Anse Source de Argent: Tucked behind an old vanilla plantation and a beautiful lush estate lies Anse Source de Argent, notorious for being one of the most beautiful beaches in the world. Here, you must pay an entrance fee of 115 Rupees per person to access the estate.

Walking among the paths while keeping an eye on signs will lead you to the beach. Along your walk, you will find beautifully manicured gardens.

Closer towards the beach is a large tortoise sanctuary, where you can feed tortoises! Piles of leafs are usually heaped atop tables surrounding the sanctuary for tourists to help themselves and feed the reptiles. The tortoises are always willing to accept a snack!

Tortoise eating leaves in Anse Source de Argent, La Digue.

Once you reach Anse Source de Argent, you will find yourself in paradise. The beach is portioned off into multiple sections that are housed by flowers and boulders. Curvy paths behind the rocks allow you to explore the beach. Gaps between the boulders offer stunning vistas of the beautiful island and Indian Ocean.

While snorkeling during our trip, we spontaneously encountered the critically endangered Hawksbill sea turtle! Sadly, nearly nine million Hawksbill sea turtles were hunted between 1844 and 1992, nearly bringing them to extinction. They were hunted for their shells, which were used in trinkets and jewelry in the past. Today, they have an estimated population of less than 25,000.
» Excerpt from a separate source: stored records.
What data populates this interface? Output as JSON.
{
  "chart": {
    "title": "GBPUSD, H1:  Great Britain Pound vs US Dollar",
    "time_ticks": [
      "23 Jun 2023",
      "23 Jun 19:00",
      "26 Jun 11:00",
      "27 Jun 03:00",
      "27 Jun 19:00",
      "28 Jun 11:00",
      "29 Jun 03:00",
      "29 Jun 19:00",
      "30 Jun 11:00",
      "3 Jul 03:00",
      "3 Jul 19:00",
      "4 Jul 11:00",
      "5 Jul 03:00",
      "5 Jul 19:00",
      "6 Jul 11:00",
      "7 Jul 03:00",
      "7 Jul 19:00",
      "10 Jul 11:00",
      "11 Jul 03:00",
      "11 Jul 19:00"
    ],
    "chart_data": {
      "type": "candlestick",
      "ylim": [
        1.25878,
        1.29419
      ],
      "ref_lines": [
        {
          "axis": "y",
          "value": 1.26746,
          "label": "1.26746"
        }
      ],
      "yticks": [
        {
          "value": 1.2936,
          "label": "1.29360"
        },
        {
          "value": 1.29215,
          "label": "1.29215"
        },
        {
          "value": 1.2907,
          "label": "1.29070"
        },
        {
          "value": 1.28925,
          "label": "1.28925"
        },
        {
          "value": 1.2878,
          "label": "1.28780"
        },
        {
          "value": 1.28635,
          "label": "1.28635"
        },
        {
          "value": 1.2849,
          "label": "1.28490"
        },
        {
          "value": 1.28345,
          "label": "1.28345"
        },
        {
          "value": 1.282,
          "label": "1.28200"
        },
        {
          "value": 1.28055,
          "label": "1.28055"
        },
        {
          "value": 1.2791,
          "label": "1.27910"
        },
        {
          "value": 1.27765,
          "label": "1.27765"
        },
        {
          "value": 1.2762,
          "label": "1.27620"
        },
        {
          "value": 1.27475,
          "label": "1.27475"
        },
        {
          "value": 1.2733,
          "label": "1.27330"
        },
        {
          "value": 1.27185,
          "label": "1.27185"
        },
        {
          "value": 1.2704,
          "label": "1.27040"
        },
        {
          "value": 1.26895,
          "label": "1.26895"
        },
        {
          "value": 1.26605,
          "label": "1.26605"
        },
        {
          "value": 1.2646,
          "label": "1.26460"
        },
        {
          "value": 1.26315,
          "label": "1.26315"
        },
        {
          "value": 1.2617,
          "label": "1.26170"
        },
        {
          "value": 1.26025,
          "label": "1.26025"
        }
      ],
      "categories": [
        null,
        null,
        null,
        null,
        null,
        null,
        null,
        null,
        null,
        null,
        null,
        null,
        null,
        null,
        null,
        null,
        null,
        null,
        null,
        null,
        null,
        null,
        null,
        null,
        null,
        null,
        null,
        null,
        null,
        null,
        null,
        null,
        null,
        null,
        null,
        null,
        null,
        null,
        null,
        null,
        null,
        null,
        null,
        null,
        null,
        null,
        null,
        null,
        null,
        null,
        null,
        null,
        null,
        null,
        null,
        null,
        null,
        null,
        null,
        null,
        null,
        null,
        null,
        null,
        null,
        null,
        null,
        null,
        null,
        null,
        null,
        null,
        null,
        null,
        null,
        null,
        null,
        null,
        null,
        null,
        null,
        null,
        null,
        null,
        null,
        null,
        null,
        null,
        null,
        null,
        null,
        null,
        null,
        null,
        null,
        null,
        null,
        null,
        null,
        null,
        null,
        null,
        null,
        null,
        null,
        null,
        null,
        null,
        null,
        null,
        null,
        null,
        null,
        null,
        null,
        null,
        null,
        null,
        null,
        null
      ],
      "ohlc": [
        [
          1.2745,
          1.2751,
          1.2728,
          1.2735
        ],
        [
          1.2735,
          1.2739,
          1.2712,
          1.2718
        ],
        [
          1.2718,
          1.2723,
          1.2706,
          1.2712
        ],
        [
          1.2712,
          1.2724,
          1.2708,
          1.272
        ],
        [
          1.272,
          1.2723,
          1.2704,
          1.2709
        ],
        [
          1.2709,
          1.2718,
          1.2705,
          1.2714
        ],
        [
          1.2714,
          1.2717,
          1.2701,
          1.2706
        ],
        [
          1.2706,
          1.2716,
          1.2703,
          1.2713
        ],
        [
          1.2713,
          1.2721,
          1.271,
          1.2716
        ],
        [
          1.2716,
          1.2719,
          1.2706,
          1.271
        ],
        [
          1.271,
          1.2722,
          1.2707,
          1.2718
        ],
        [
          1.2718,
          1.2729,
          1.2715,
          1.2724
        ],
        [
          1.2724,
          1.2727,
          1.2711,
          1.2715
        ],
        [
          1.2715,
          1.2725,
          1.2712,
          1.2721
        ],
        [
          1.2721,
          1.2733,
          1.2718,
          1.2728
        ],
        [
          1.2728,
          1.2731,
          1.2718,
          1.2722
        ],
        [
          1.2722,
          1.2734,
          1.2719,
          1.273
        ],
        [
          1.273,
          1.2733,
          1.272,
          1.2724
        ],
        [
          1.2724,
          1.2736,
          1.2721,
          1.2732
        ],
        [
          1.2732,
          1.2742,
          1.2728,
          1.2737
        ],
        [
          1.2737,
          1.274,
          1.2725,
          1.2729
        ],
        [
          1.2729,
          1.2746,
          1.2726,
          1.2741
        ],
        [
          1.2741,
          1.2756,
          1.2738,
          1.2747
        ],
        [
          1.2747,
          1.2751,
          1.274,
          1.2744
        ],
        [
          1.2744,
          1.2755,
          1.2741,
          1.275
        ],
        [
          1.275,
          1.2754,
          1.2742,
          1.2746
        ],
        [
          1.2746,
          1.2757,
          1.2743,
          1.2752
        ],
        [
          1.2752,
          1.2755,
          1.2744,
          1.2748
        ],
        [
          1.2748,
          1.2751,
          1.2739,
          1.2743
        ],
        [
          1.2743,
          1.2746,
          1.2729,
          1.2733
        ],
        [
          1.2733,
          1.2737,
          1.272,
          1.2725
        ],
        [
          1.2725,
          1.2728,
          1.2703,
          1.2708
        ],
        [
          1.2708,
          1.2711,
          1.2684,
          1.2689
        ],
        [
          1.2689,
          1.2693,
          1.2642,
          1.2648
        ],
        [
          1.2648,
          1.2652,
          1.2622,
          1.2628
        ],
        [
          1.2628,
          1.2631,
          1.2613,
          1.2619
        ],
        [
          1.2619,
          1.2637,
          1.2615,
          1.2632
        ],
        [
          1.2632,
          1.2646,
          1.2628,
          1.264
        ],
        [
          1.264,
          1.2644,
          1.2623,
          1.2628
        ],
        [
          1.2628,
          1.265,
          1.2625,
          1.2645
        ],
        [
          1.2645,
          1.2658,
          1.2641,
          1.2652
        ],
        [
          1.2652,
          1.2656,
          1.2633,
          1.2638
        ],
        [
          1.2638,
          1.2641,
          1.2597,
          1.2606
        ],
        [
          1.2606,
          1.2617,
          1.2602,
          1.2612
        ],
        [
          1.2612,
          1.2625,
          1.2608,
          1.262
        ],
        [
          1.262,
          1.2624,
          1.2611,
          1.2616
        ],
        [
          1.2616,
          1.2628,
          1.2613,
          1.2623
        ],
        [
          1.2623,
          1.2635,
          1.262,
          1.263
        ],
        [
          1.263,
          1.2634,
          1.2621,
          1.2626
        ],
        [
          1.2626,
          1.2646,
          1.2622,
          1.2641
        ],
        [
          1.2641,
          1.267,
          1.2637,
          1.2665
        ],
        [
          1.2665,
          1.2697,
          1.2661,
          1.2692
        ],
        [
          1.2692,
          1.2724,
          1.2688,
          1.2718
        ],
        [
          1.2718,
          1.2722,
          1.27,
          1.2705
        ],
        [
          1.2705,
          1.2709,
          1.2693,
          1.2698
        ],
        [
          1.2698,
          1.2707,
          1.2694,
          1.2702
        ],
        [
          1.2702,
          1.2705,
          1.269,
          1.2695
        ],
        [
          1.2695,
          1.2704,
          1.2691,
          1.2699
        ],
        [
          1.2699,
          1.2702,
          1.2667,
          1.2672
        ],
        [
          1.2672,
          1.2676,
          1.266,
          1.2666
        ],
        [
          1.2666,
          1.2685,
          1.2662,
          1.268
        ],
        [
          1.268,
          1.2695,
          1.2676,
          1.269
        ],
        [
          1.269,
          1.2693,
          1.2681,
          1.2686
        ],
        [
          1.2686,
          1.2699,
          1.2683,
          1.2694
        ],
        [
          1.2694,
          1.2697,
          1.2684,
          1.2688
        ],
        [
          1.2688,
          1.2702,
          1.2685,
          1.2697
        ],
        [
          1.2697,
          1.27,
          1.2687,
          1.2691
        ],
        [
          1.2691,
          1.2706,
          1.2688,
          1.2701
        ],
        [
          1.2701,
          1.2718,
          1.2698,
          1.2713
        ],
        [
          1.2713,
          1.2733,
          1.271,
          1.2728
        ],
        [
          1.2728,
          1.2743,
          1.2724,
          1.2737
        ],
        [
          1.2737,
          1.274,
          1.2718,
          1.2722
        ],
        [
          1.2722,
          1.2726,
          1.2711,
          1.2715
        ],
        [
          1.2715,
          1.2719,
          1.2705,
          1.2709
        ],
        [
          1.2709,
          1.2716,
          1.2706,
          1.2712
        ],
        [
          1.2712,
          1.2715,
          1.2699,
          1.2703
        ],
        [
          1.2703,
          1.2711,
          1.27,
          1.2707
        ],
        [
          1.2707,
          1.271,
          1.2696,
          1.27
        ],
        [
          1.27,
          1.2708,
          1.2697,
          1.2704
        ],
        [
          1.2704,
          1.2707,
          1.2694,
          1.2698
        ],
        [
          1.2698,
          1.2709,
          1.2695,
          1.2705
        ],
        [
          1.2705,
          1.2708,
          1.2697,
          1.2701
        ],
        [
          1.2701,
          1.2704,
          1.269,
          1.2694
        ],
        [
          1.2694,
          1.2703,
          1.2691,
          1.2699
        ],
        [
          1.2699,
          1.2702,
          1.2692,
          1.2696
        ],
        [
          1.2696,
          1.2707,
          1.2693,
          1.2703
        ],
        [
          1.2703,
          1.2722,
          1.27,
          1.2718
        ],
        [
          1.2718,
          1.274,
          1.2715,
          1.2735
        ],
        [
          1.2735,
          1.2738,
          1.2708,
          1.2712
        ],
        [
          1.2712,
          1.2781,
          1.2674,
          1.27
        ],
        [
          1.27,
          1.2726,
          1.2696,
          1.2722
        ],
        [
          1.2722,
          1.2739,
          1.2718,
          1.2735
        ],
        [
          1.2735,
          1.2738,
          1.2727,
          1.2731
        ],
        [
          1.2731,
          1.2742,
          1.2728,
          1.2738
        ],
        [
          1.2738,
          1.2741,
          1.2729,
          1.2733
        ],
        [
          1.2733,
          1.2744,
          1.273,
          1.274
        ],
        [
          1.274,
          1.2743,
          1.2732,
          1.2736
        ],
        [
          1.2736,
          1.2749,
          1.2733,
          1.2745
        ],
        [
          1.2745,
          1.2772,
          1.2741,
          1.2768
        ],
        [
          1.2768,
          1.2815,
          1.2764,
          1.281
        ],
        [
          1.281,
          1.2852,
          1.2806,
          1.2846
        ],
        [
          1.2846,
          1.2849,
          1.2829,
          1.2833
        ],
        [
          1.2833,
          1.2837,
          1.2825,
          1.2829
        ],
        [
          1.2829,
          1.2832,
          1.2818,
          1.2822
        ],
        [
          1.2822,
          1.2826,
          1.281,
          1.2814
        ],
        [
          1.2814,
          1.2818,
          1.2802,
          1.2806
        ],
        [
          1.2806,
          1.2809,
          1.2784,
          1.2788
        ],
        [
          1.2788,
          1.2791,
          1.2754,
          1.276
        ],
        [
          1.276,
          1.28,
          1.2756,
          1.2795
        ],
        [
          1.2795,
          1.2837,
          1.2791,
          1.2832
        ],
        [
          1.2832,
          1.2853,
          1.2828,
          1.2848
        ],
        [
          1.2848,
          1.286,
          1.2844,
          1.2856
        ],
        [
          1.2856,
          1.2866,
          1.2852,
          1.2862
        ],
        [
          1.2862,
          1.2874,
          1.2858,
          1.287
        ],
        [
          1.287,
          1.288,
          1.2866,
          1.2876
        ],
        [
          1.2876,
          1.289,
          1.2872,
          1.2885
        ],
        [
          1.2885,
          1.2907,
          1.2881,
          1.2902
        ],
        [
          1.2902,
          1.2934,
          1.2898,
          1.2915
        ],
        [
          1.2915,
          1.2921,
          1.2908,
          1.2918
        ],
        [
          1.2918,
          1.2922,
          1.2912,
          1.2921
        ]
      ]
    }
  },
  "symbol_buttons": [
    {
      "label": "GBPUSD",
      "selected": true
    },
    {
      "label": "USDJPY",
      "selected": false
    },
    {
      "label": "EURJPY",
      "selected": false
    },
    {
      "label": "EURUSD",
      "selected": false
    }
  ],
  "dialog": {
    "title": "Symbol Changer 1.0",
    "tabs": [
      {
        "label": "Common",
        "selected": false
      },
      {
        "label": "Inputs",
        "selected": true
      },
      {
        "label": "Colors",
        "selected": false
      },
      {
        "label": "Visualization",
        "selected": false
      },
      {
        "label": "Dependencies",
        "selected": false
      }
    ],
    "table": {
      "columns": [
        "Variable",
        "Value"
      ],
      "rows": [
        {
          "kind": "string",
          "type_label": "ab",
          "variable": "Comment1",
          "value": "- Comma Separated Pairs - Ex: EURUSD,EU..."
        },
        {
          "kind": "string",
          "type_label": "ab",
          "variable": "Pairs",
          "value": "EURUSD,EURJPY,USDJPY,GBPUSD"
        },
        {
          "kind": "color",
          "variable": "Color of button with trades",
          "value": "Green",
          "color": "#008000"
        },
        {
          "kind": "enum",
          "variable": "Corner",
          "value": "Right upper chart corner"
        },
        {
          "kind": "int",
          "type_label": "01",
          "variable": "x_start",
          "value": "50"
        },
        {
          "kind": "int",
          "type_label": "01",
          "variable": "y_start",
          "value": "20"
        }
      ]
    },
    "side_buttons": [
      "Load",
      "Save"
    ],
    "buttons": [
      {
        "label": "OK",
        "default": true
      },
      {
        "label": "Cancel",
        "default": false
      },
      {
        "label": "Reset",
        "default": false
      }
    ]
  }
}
The Hawksbill sea turtle got its name from its famous beak-like mouth, which is more sharply pronounced and hooked than other sea turtles. They are relatively omnivorous, mostly eating mollusks, marine algae, crustaceans, sea urchins, fish and jellyfish. Adult Hawksbills weigh approximately 100 to 130 pounds!

Overall, La Digue is an island of beautiful beaches and beautiful people. It is a lively place with unparalleled beauty. The island is a perfect combination of tranquility and liveliness. If you ever visit the Seychelles, don’t miss the opportunity to visit this island and absorb the beauty yourself.

Welcome sign in the port of La Digue.

Published by Travel School

Hello! My name is Kasia. I am an avid traveler and aspiring elementary school teacher. I hope this blog inspires you as I share my adventures around our beautiful planet! ❤️ Check out my travel blog at: www.travelschool.co

Leave a Reply

Fill in your details below or click an icon to log in:

WordPress.com Logo

You are commenting using your WordPress.com account. Log Out /  Change )

Google photo

You are commenting using your Google account. Log Out /  Change )

Twitter picture

You are commenting using your Twitter account. Log Out /  Change )

Facebook photo

You are commenting using your Facebook account. Log Out /  Change )

Connecting to %s

%d bloggers like this: